Environmentalists ask, how can we build wavepools when there are people starving in Africa?
This story might be a little cold given the violence is a few weeks old, but the community of a farming town in north-west France remains torn apart by violent protests over plans to build an American Wave Machines pool that would be bigger than BSR’s in Waco.
Saint-Pere-en-Retz, home to four-and-a-half-thousand, was gonna get itself a seventeen-million American dollar tank, and charge fifty bucks an hour, but has been stymied by environmentalists who weep about the “destruction of the natural heritage and agricultural space, Co2 emissions and the water consumption.”
There have been street riots, cops with batons, pro-pool surfers rolling around in a gang of three tractors and fighting with farmers, old friends turning against each other (one man says he’s scared to leave his house), all sorts of thrills.
It’s been so visually pleasing for news organisations that for a brief moment it even knocked the gilets jaunes protests from French television screens.
A group calling itself Zap la Vague (Zap the Wave) says the joint is an “aberration”, “useless”, that one hour of artificial wave-making uses the equivalent of three weeks water consumption and three weeks electricity for a regular household and, anyway, surfers won’t go near the place.
“This project is absurd. Surfers love the contact with the elements.
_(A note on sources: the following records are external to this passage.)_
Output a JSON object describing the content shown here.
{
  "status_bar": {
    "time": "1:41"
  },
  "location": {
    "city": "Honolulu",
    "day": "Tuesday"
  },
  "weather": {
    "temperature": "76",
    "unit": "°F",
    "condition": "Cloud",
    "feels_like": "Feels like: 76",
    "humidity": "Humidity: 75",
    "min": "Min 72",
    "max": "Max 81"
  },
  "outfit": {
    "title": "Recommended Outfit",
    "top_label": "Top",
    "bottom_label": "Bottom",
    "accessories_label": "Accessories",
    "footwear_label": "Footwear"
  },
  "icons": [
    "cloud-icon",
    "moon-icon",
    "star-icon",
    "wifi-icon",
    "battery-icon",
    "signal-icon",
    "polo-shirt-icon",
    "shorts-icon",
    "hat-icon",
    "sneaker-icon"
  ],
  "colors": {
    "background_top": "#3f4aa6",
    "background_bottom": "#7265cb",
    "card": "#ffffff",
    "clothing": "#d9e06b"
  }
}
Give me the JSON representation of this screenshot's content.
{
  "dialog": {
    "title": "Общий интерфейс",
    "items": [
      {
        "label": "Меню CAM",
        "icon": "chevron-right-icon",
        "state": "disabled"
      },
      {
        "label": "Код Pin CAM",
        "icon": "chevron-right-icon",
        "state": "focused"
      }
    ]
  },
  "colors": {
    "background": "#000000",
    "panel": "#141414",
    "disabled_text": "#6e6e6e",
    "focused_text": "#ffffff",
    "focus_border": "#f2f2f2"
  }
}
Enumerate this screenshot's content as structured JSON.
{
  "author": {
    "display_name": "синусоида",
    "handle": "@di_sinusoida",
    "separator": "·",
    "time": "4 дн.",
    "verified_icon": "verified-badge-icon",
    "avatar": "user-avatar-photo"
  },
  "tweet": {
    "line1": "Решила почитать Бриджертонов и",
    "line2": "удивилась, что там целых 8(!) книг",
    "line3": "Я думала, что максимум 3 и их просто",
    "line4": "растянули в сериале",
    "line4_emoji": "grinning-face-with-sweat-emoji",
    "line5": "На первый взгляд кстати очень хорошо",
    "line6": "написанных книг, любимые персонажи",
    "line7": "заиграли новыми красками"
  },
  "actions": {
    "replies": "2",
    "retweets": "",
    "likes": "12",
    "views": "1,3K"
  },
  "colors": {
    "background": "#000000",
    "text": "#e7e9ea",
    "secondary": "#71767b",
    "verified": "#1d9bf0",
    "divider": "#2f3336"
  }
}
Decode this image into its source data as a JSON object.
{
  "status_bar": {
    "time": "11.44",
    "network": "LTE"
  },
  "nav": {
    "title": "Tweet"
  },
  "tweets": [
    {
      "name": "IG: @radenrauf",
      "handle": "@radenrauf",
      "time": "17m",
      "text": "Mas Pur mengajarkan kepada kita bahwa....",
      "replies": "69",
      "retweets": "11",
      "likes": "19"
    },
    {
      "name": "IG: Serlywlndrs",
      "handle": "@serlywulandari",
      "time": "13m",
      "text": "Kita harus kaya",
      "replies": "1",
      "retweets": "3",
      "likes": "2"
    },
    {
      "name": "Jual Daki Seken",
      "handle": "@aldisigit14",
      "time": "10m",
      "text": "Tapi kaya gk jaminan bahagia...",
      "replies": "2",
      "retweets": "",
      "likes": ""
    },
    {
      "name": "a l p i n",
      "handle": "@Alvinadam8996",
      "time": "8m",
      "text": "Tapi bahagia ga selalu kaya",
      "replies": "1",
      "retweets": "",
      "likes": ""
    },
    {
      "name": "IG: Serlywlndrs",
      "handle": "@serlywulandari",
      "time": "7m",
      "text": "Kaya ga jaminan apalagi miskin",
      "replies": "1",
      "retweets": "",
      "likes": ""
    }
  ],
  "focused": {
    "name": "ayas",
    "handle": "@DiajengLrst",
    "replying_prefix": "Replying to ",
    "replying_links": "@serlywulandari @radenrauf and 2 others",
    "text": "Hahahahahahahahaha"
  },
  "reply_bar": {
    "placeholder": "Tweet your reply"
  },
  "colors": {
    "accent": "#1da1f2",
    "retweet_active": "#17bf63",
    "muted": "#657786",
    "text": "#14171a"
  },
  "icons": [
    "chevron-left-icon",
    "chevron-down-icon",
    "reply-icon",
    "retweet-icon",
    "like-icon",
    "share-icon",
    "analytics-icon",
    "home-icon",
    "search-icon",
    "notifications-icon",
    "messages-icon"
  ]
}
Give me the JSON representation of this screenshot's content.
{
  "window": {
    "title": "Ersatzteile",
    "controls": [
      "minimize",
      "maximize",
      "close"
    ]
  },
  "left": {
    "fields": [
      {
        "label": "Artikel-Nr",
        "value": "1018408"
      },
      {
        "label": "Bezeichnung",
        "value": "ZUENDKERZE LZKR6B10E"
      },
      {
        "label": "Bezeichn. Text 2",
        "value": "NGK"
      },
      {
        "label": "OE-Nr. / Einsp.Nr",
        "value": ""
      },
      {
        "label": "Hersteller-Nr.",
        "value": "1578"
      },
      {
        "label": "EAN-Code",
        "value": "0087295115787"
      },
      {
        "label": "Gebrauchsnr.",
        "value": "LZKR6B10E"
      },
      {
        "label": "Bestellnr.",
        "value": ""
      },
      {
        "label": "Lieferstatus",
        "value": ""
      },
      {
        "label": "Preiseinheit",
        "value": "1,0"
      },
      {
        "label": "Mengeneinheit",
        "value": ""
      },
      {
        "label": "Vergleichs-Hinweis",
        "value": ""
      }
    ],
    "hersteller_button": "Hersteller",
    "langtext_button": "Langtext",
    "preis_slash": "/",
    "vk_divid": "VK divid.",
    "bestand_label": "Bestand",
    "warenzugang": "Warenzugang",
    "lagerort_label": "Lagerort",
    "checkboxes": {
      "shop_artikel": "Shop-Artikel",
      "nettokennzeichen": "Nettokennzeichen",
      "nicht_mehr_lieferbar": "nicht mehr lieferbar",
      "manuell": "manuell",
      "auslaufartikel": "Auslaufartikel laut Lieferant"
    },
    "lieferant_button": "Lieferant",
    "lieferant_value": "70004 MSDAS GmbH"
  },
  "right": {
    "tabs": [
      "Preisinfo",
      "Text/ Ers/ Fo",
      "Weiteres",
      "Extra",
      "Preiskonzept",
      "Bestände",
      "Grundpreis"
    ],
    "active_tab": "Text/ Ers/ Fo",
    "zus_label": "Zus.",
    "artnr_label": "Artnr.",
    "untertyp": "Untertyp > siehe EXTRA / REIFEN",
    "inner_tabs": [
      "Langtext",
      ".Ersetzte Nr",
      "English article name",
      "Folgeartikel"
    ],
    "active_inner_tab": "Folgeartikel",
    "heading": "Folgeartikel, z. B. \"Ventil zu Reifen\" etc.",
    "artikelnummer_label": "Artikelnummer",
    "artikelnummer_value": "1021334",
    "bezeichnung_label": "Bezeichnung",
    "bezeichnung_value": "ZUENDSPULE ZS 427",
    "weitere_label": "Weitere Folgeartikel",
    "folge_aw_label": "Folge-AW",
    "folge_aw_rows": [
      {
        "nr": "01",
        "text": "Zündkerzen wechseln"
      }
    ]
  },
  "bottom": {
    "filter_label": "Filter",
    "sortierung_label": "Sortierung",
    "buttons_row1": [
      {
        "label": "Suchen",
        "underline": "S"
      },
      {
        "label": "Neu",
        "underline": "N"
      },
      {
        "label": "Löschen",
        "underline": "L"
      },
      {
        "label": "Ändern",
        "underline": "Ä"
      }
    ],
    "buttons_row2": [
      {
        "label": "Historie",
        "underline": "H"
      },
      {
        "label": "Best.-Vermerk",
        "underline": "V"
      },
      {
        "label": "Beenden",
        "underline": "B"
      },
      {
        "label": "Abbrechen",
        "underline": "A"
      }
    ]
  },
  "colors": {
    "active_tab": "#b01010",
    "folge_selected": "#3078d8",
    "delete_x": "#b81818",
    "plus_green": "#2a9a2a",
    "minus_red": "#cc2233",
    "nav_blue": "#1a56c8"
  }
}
They will never go to a wave pool which is located only ten minutes away from the ocean,” said a spokesperson. “To its core, surfing is a prayer.”
While the future of the development remains in limbo, do you agree with the central premise of Zap the Wave?
That surfing is a prayer?
And that if you lived on a part of the coast where the waves, mostly, suck, you wouldn’t go near it?
While you ponder, here’s a song for any French speakers that asks another pointed question: how can we build wavepools when there are people starving in Africa and so on?